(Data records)

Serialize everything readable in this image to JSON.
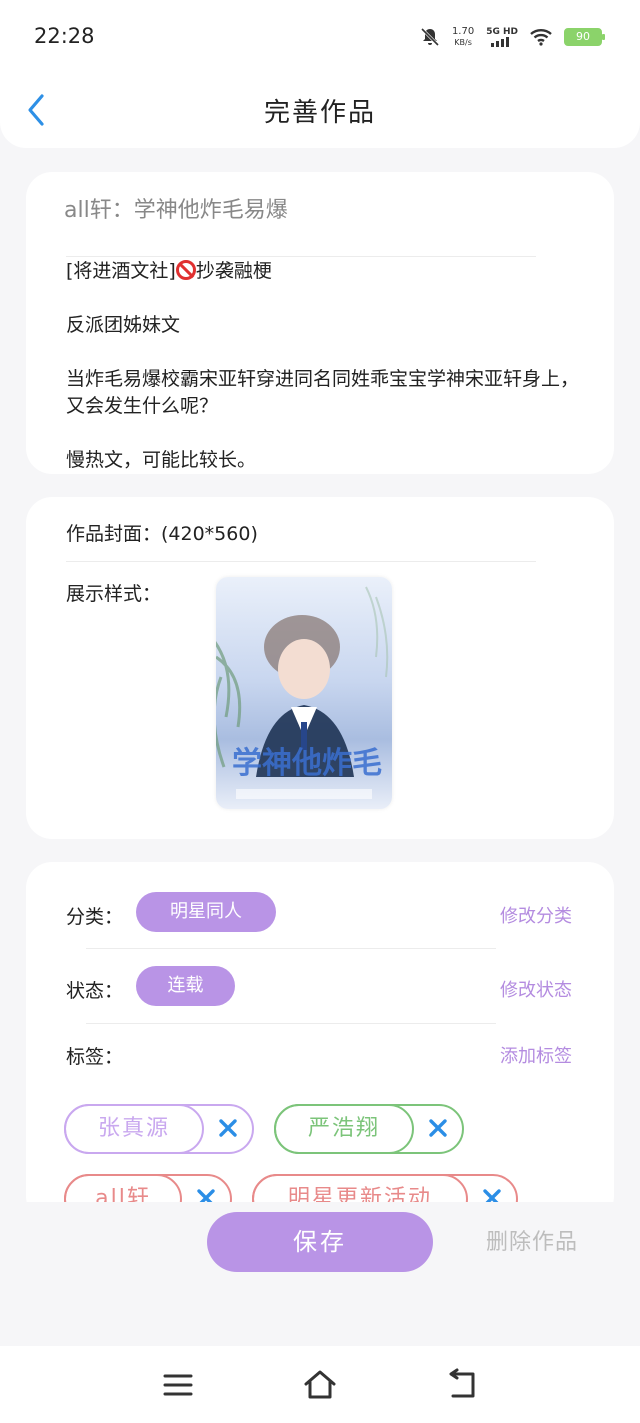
{
  "status_bar": {
    "time": "22:28",
    "net_speed": "1.70",
    "net_unit": "KB/s",
    "network_type": "5G HD",
    "battery": "90"
  },
  "header": {
    "title": "完善作品"
  },
  "work": {
    "title": "all轩：学神他炸毛易爆",
    "intro_line1": "[将进酒文社]",
    "intro_line1_suffix": "抄袭融梗",
    "intro_line2": "反派团姊妹文",
    "intro_line3": "当炸毛易爆校霸宋亚轩穿进同名同姓乖宝宝学神宋亚轩身上，又会发生什么呢？",
    "intro_line4": "慢热文，可能比较长。"
  },
  "cover": {
    "label": "作品封面：(420*560)",
    "style_label": "展示样式："
  },
  "meta": {
    "category_label": "分类：",
    "category_value": "明星同人",
    "category_action": "修改分类",
    "status_label": "状态：",
    "status_value": "连载",
    "status_action": "修改状态",
    "tags_label": "标签：",
    "tags_action": "添加标签",
    "tags": [
      "张真源",
      "严浩翔",
      "all轩",
      "明星更新活动"
    ]
  },
  "colors": {
    "accent": "#b994e6",
    "link": "#b48ce0",
    "tag_purple": "#c9a8ef",
    "tag_green": "#7cc47a",
    "tag_red": "#e88a8a",
    "close_blue": "#2b8ee6"
  },
  "actions": {
    "save": "保存",
    "delete": "删除作品"
  },
  "icons": {
    "back": "chevron-left-icon",
    "menu": "menu-icon",
    "home": "home-icon",
    "return": "back-icon"
  }
}
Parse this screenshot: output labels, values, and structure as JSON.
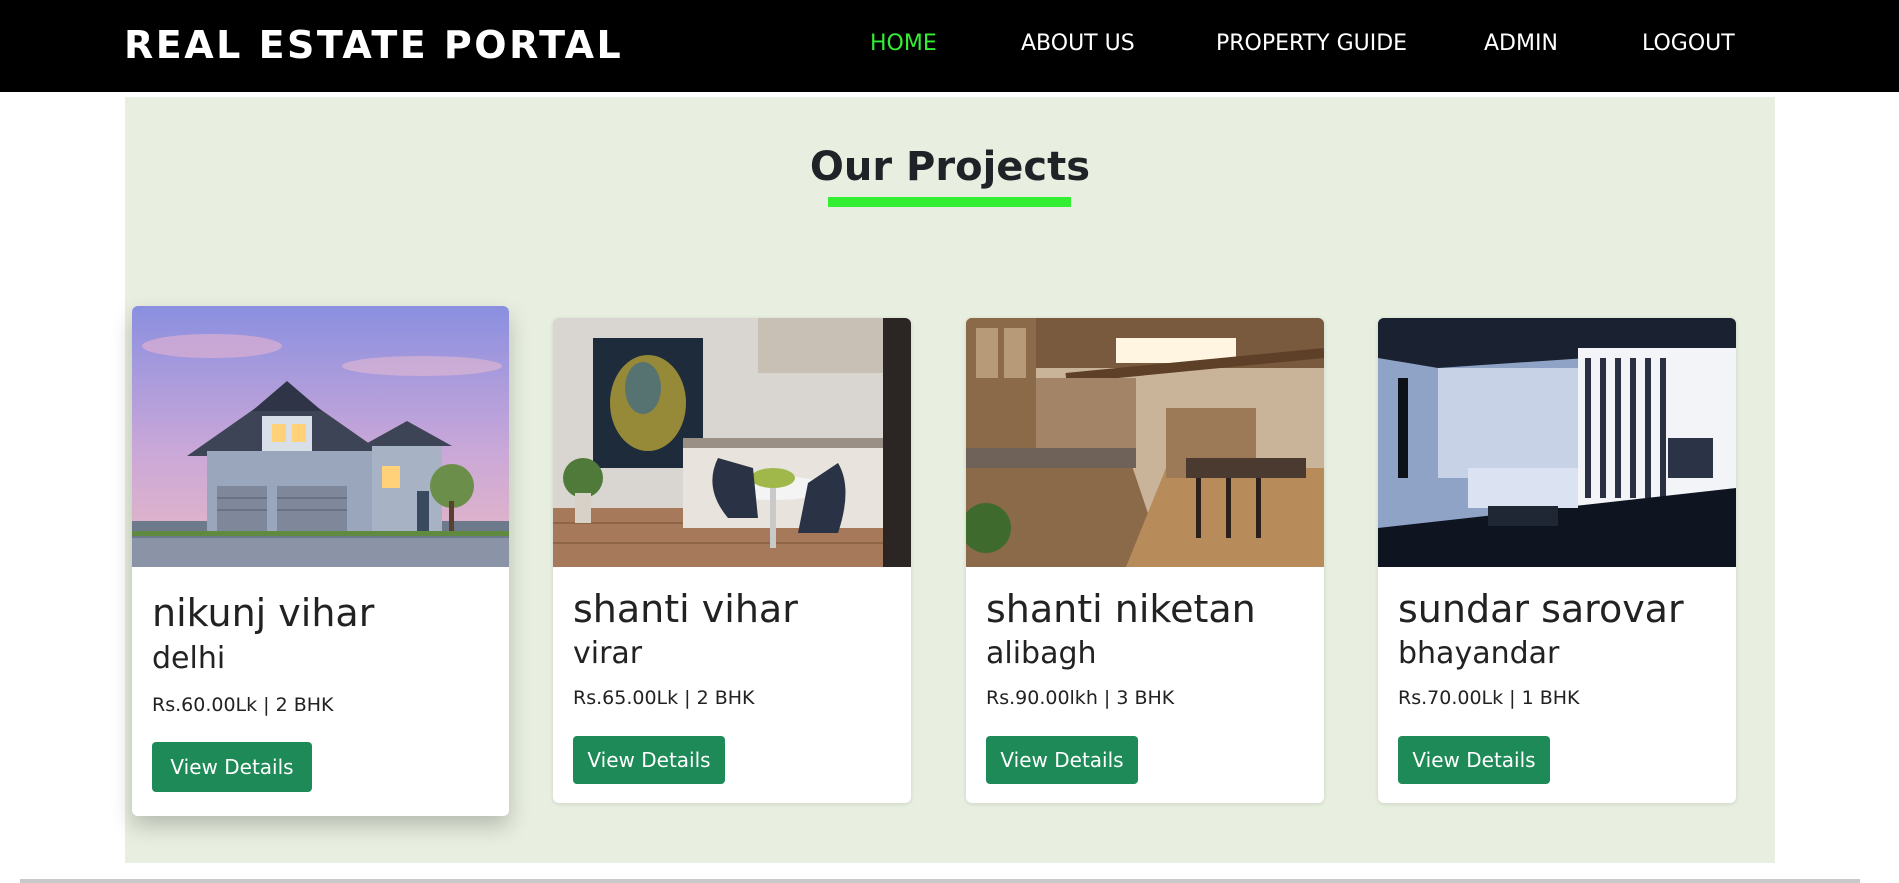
{
  "nav": {
    "brand": "REAL ESTATE PORTAL",
    "items": [
      {
        "label": "HOME",
        "active": true
      },
      {
        "label": "ABOUT US",
        "active": false
      },
      {
        "label": "PROPERTY GUIDE",
        "active": false
      },
      {
        "label": "ADMIN",
        "active": false
      },
      {
        "label": "LOGOUT",
        "active": false
      }
    ]
  },
  "section": {
    "title": "Our Projects"
  },
  "projects": [
    {
      "name": "nikunj vihar",
      "location": "delhi",
      "price": "Rs.60.00Lk | 2 BHK",
      "button": "View Details",
      "image": "house-exterior-icon"
    },
    {
      "name": "shanti vihar",
      "location": "virar",
      "price": "Rs.65.00Lk | 2 BHK",
      "button": "View Details",
      "image": "dining-room-icon"
    },
    {
      "name": "shanti niketan",
      "location": "alibagh",
      "price": "Rs.90.00lkh | 3 BHK",
      "button": "View Details",
      "image": "kitchen-icon"
    },
    {
      "name": "sundar sarovar",
      "location": "bhayandar",
      "price": "Rs.70.00Lk | 1 BHK",
      "button": "View Details",
      "image": "living-room-icon"
    }
  ],
  "colors": {
    "accent": "#33ee33",
    "button": "#1e8a57",
    "section_bg": "#e8efe0",
    "navbar_bg": "#000000"
  }
}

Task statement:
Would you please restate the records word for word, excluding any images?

Solution for this problem:
Serialize everything readable in this image to JSON.
{
  "status_bar": {
    "time": "22:28",
    "net_speed": "1.70",
    "net_unit": "KB/s",
    "network_type": "5G HD",
    "battery": "90"
  },
  "header": {
    "title": "完善作品"
  },
  "work": {
    "title": "all轩：学神他炸毛易爆",
    "intro_line1": "[将进酒文社]",
    "intro_line1_suffix": "抄袭融梗",
    "intro_line2": "反派团姊妹文",
    "intro_line3": "当炸毛易爆校霸宋亚轩穿进同名同姓乖宝宝学神宋亚轩身上，又会发生什么呢？",
    "intro_line4": "慢热文，可能比较长。"
  },
  "cover": {
    "label": "作品封面：(420*560)",
    "style_label": "展示样式："
  },
  "meta": {
    "category_label": "分类：",
    "category_value": "明星同人",
    "category_action": "修改分类",
    "status_label": "状态：",
    "status_value": "连载",
    "status_action": "修改状态",
    "tags_label": "标签：",
    "tags_action": "添加标签",
    "tags": [
      "张真源",
      "严浩翔",
      "all轩",
      "明星更新活动"
    ]
  },
  "colors": {
    "accent": "#b994e6",
    "link": "#b48ce0",
    "tag_purple": "#c9a8ef",
    "tag_green": "#7cc47a",
    "tag_red": "#e88a8a",
    "close_blue": "#2b8ee6"
  },
  "actions": {
    "save": "保存",
    "delete": "删除作品"
  },
  "icons": {
    "back": "chevron-left-icon",
    "menu": "menu-icon",
    "home": "home-icon",
    "return": "back-icon"
  }
}
Parse this screenshot: output labels, values, and structure as JSON.
{
  "nav": {
    "brand": "REAL ESTATE PORTAL",
    "items": [
      {
        "label": "HOME",
        "active": true
      },
      {
        "label": "ABOUT US",
        "active": false
      },
      {
        "label": "PROPERTY GUIDE",
        "active": false
      },
      {
        "label": "ADMIN",
        "active": false
      },
      {
        "label": "LOGOUT",
        "active": false
      }
    ]
  },
  "section": {
    "title": "Our Projects"
  },
  "projects": [
    {
      "name": "nikunj vihar",
      "location": "delhi",
      "price": "Rs.60.00Lk | 2 BHK",
      "button": "View Details",
      "image": "house-exterior-icon"
    },
    {
      "name": "shanti vihar",
      "location": "virar",
      "price": "Rs.65.00Lk | 2 BHK",
      "button": "View Details",
      "image": "dining-room-icon"
    },
    {
      "name": "shanti niketan",
      "location": "alibagh",
      "price": "Rs.90.00lkh | 3 BHK",
      "button": "View Details",
      "image": "kitchen-icon"
    },
    {
      "name": "sundar sarovar",
      "location": "bhayandar",
      "price": "Rs.70.00Lk | 1 BHK",
      "button": "View Details",
      "image": "living-room-icon"
    }
  ],
  "colors": {
    "accent": "#33ee33",
    "button": "#1e8a57",
    "section_bg": "#e8efe0",
    "navbar_bg": "#000000"
  }
}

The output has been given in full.